“If you talk to a man in a language he understands, that goes to his head. If you talk to him in his language, that goes to his heart.” Nelson Mandela
With those two simple sentences one of the 20th century’s greatest icons summed up the power of language. Mandela understood that in speaking a person’s indigenous language you not only communicated from the brain but also from the heart. Mandela believed that is important for the world to rescue, maintain and help nurture the vast array of indigenous languages of this great planet of ours.
The General Assembly of the United Nations with UNESCO declared 2019 as the International Year of Indigenous Languages (IYIL). The purpose of the project is to promote awareness of the critical risks indigenous languages face, and to underline and promote their continued importance as “vehicles of culture, knowledge systems and ways of life”. These languages, activists would contend, are not mere repositories of words, grammar and lexicons but are indeed the foundations and cultural roots of many diverse peoples.
These indigenous languages play a critical role in empowering their communities. The use of their native tongue gives them a level playing field. It can, for instance, facilitate equitable democratic participation in their countries’ economic, cultural and political life. It is the means of making them inclusive of the body politic and drawing them into the heart their country’s system. It gives them hope and a stake in the future of their society.
Indigenous languages make up the majority of the world’s estimated 7,000 languages and, like all languages, they are as the UN argues “depositories and vehicles of culture, knowledge, values and identity”. The UN also maintains that the loss of any of these languages would be a deprivation for humanity, and a disempowerment for the communities specifically dependent on these languages. According to the New York Times of the estimated 7,000 languages spoken in the world today, linguists say, nearly half are in danger of extinction and are likely to disappear in this century.
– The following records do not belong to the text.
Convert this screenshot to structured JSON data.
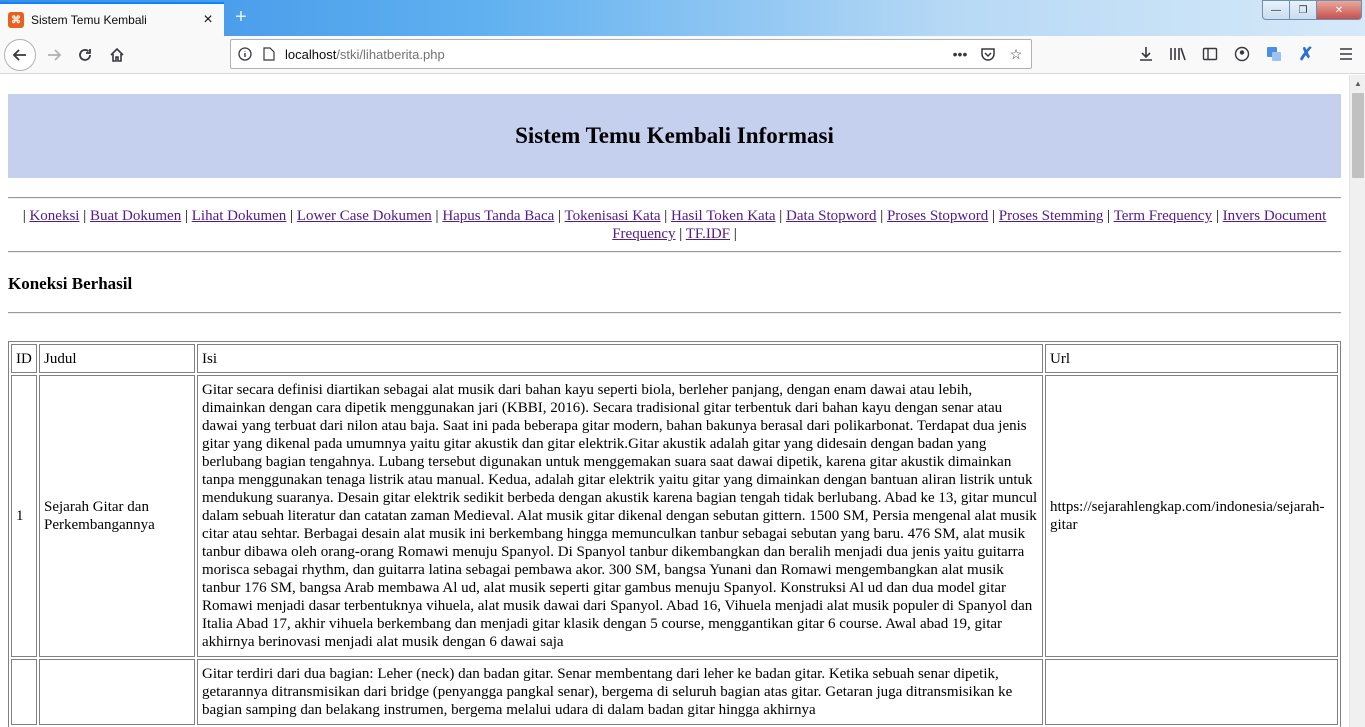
{
  "browser": {
    "tab_title": "Sistem Temu Kembali",
    "url_host": "localhost",
    "url_path": "/stki/lihatberita.php"
  },
  "page": {
    "banner_title": "Sistem Temu Kembali Informasi",
    "menu": [
      "Koneksi",
      "Buat Dokumen",
      "Lihat Dokumen",
      "Lower Case Dokumen",
      "Hapus Tanda Baca",
      "Tokenisasi Kata",
      "Hasil Token Kata",
      "Data Stopword",
      "Proses Stopword",
      "Proses Stemming",
      "Term Frequency",
      "Invers Document Frequency",
      "TF.IDF"
    ],
    "status": "Koneksi Berhasil",
    "table": {
      "headers": [
        "ID",
        "Judul",
        "Isi",
        "Url"
      ],
      "rows": [
        {
          "id": "1",
          "judul": "Sejarah Gitar dan Perkembangannya",
          "isi": "Gitar secara definisi diartikan sebagai alat musik dari bahan kayu seperti biola, berleher panjang, dengan enam dawai atau lebih, dimainkan dengan cara dipetik menggunakan jari (KBBI, 2016). Secara tradisional gitar terbentuk dari bahan kayu dengan senar atau dawai yang terbuat dari nilon atau baja. Saat ini pada beberapa gitar modern, bahan bakunya berasal dari polikarbonat. Terdapat dua jenis gitar yang dikenal pada umumnya yaitu gitar akustik dan gitar elektrik.Gitar akustik adalah gitar yang didesain dengan badan yang berlubang bagian tengahnya. Lubang tersebut digunakan untuk menggemakan suara saat dawai dipetik, karena gitar akustik dimainkan tanpa menggunakan tenaga listrik atau manual. Kedua, adalah gitar elektrik yaitu gitar yang dimainkan dengan bantuan aliran listrik untuk mendukung suaranya. Desain gitar elektrik sedikit berbeda dengan akustik karena bagian tengah tidak berlubang. Abad ke 13, gitar muncul dalam sebuah literatur dan catatan zaman Medieval. Alat musik gitar dikenal dengan sebutan gittern. 1500 SM, Persia mengenal alat musik citar atau sehtar. Berbagai desain alat musik ini berkembang hingga memunculkan tanbur sebagai sebutan yang baru. 476 SM, alat musik tanbur dibawa oleh orang-orang Romawi menuju Spanyol. Di Spanyol tanbur dikembangkan dan beralih menjadi dua jenis yaitu guitarra morisca sebagai rhythm, dan guitarra latina sebagai pembawa akor. 300 SM, bangsa Yunani dan Romawi mengembangkan alat musik tanbur 176 SM, bangsa Arab membawa Al ud, alat musik seperti gitar gambus menuju Spanyol. Konstruksi Al ud dan dua model gitar Romawi menjadi dasar terbentuknya vihuela, alat musik dawai dari Spanyol. Abad 16, Vihuela menjadi alat musik populer di Spanyol dan Italia Abad 17, akhir vihuela berkembang dan menjadi gitar klasik dengan 5 course, menggantikan gitar 6 course. Awal abad 19, gitar akhirnya berinovasi menjadi alat musik dengan 6 dawai saja",
          "url": "https://sejarahlengkap.com/indonesia/sejarah-gitar"
        },
        {
          "id": "",
          "judul": "",
          "isi": "Gitar terdiri dari dua bagian: Leher (neck) dan badan gitar. Senar membentang dari leher ke badan gitar. Ketika sebuah senar dipetik, getarannya ditransmisikan dari bridge (penyangga pangkal senar), bergema di seluruh bagian atas gitar. Getaran juga ditransmisikan ke bagian samping dan belakang instrumen, bergema melalui udara di dalam badan gitar hingga akhirnya",
          "url": ""
        }
      ]
    }
  }
}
In fact, they are now falling out of use at a rate of about one every two weeks,
According to UNESCO, a language is endangered when parents are no longer teaching it to their children, and it is no longer being used in everyday life. (Source: “Dying languages: scientists fret as one disappears every 14 days“, https://www.thestar.com) A language is considered nearly extinct when it is spoken by only a few elderly native speakers. Languages with a mainly oral tradition have more chance of extinction than those with a written tradition.
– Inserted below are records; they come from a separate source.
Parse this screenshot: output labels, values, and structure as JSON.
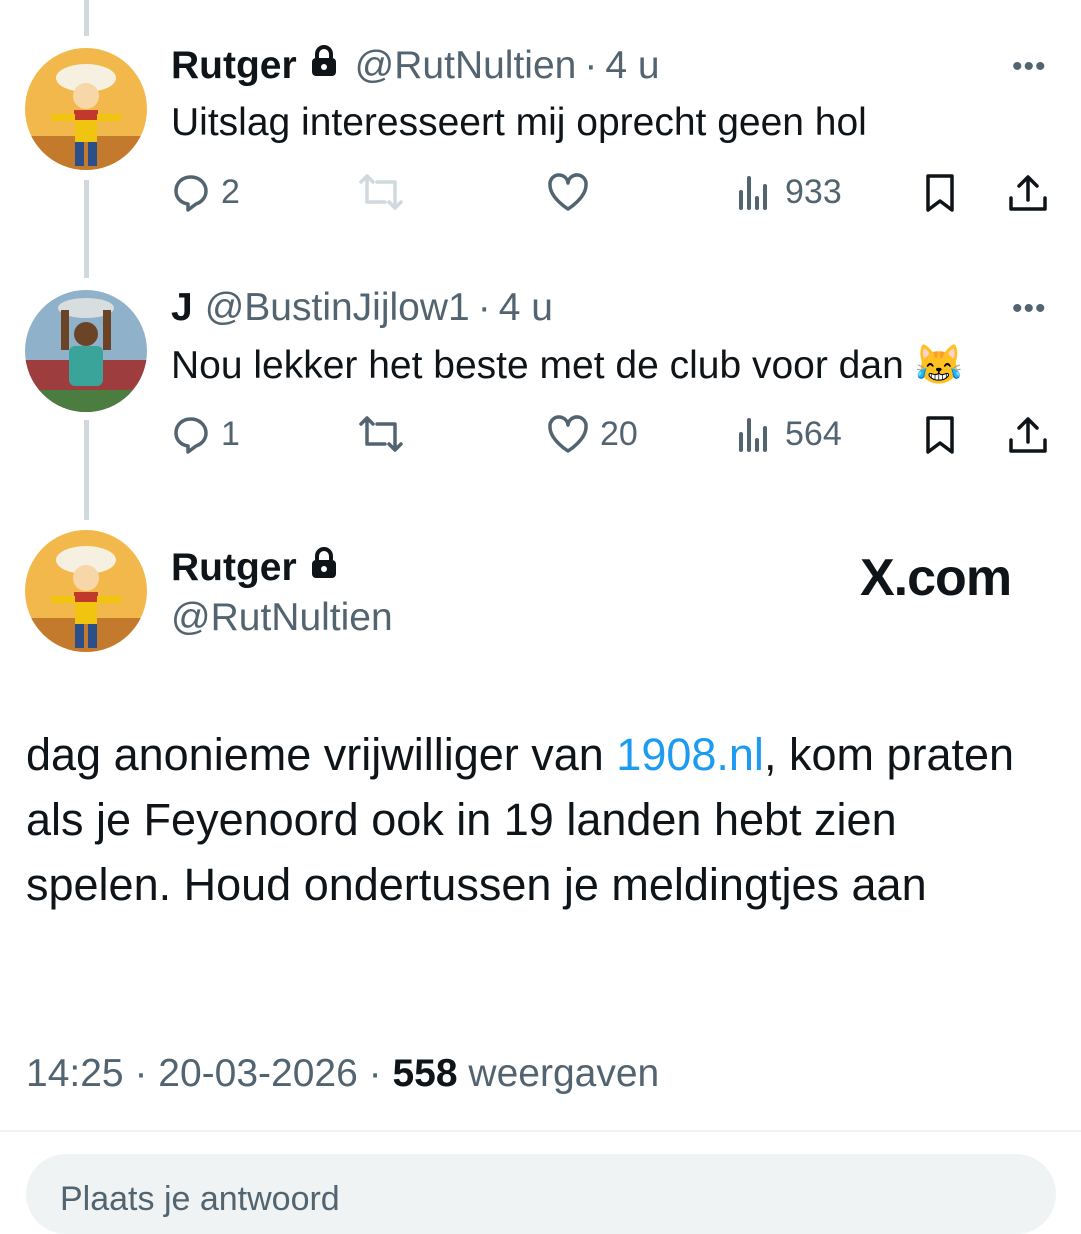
{
  "tweets": [
    {
      "name": "Rutger",
      "handle": "@RutNultien",
      "time": "4 u",
      "text": "Uitslag interesseert mij oprecht geen hol",
      "replies": "2",
      "retweets": "",
      "likes": "",
      "views": "933"
    },
    {
      "name": "J",
      "handle": "@BustinJijlow1",
      "time": "4 u",
      "text": "Nou lekker het beste met de club voor dan 😹",
      "replies": "1",
      "retweets": "",
      "likes": "20",
      "views": "564"
    }
  ],
  "main": {
    "name": "Rutger",
    "handle": "@RutNultien",
    "brand": "X.com",
    "text_before": "dag anonieme vrijwilliger van ",
    "link": "1908.nl",
    "text_after": ", kom praten als je Feyenoord ook in 19 landen hebt zien spelen. Houd ondertussen je meldingtjes aan",
    "time": "14:25",
    "date": "20-03-2026",
    "views_count": "558",
    "views_label": "weergaven"
  },
  "reply": {
    "placeholder": "Plaats je antwoord"
  },
  "separator": "·",
  "more_label": "•••",
  "icons": [
    "lock-icon",
    "reply-icon",
    "retweet-icon",
    "like-icon",
    "views-icon",
    "bookmark-icon",
    "share-icon",
    "more-icon"
  ],
  "colors": {
    "link": "#1d9bf0",
    "muted": "#536471",
    "thread_line": "#cfd9de",
    "text": "#0f1419"
  }
}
What are the numbers behind indigenous languages?
- 7,000 languages spoken worldwide
- 370 million indigenous people in the world
- 90 countries with indigenous communities
- 5,000 different indigenous cultures
- 2680 languages in danger of extinction
According to UNESCO the Aims of the IYIL are:
- Increasing understanding, reconciliation and international cooperation.
- Creation of favourable conditions for knowledge-sharing and dissemination of good practices with regards to indigenous languages.
- Integration of indigenous languages into standard setting.
- Empowerment through capacity building.
- Growth and development through elaboration of new knowledge.
It is through language that we communicate with the world. Language helps us define our identity, articulate our history and culture, and store our traditions. Indigenous language empowers people to defend their human rights and gives them the wherewithal to participate in an equitable way with all aspects of their society. In doing so, they give people a stake in, and a sense of ownership of, their society.
Through language, people preserve their community’s history, customs and traditions, folk memory, distinctive ways of thinking, meaning and expression. Language is also used to construct their shared future. Language is pivotal in the areas of human rights protection, good governance, peace building, reconciliation, and sustainable development. (Source: https://en.iyil2019.org/role-of-language/)
A person’s right to use his or her chosen language is a prerequisite for freedom of thought, opinion and expression, access to education and information, employment, building inclusive societies, and other values enshrined in the Universal Declaration of Human Rights. Many of us take it for granted that we can conduct our lives in our native languages without any constraints or prejudice. But this is not the case for everyone.
Of the almost 7,000 existing languages, the majority have been created and are spoken by indigenous peoples who represent the greater part of the world’s cultural diversity. Yet many of these languages are disappearing at an alarming rate, as the communities speaking them are confronted with cultural prejudice, linguistic assimilation, enforced relocation, educational disadvantage, poverty, illiteracy, migration and other forms of discrimination and human rights violations.
Given the complex systems of knowledge and culture developed and accumulated by these local languages over thousands of year, their disappearance would amount to losing a trove of cultural treasure. It would deprive us of the rich diversity they add to our world and the ecological, economic and sociocultural contribution they make. More importantly, their loss would have a huge negative impact on the indigenous cultures concerned.
It is for this reason and others that the United Nations chose to dedicate a whole year to indigenous languages, to encourage urgent action to preserve, revitalise and promote them. Let’s hope it is a successful year.
This blog is based on information supplied by the project’s official site:
Where information on related events and what you can do to help can be found.
Aidan Collins is Marketing Manager at KantanMT.